Segment Start: Material provided

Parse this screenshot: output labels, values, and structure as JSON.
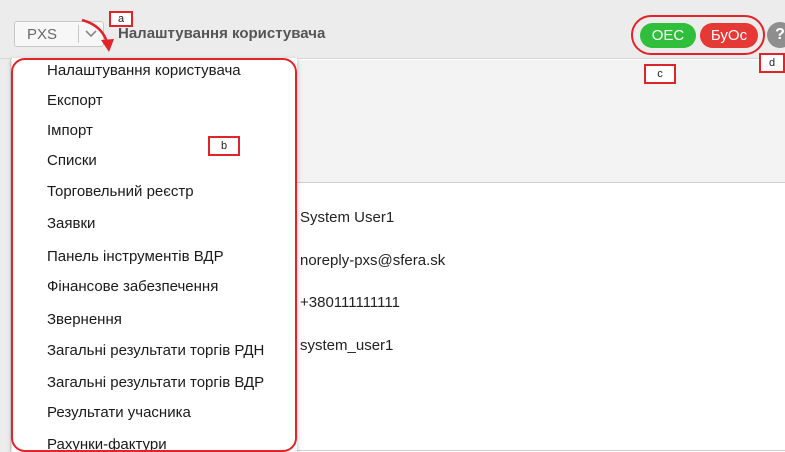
{
  "header": {
    "app_name": "PXS",
    "page_title": "Налаштування користувача",
    "badges": {
      "oes": "ОЕС",
      "buos": "БуОс"
    },
    "help_glyph": "?"
  },
  "profile_values": {
    "name": "System User1",
    "email": "noreply-pxs@sfera.sk",
    "phone": "+380111111111",
    "login": "system_user1"
  },
  "menu": {
    "items": [
      "Налаштування користувача",
      "Експорт",
      "Імпорт",
      "Списки",
      "Торговельний реєстр",
      "Заявки",
      "Панель інструментів ВДР",
      "Фінансове забезпечення",
      "Звернення",
      "Загальні результати торгів РДН",
      "Загальні результати торгів ВДР",
      "Результати учасника",
      "Рахунки-фактури"
    ]
  },
  "annotations": {
    "a": "a",
    "b": "b",
    "c": "c",
    "d": "d"
  },
  "colors": {
    "accent_red": "#e0242a",
    "green": "#2fbf3a",
    "red": "#e53935"
  }
}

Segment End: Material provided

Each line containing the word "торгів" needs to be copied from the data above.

      "Загальні результати торгів РДН",
      "Загальні результати торгів ВДР",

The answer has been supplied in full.